Examine each line of the data. Copy those that contain the string "name".

=== Data for the task ===

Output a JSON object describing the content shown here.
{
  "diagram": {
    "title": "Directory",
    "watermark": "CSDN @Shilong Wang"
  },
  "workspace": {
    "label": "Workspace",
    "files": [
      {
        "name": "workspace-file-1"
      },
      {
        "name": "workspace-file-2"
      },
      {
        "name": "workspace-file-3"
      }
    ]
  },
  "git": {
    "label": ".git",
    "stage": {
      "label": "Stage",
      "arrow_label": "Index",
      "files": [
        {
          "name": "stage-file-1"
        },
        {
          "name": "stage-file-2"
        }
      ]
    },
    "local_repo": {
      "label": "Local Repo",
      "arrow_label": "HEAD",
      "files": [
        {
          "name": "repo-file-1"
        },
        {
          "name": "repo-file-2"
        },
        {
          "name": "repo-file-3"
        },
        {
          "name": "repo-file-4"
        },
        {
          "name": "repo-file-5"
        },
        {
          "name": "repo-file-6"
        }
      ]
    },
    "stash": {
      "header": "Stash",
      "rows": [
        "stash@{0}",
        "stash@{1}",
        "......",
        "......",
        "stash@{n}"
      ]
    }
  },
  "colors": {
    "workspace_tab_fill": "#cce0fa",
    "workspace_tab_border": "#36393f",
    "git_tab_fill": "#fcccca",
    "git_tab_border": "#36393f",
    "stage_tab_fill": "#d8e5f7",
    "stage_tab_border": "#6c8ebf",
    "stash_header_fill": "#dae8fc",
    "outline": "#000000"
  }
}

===

**Output**.
        "name": "workspace-file-1"
        "name": "workspace-file-2"
        "name": "workspace-file-3"
          "name": "stage-file-1"
          "name": "stage-file-2"
          "name": "repo-file-1"
          "name": "repo-file-2"
          "name": "repo-file-3"
          "name": "repo-file-4"
          "name": "repo-file-5"
          "name": "repo-file-6"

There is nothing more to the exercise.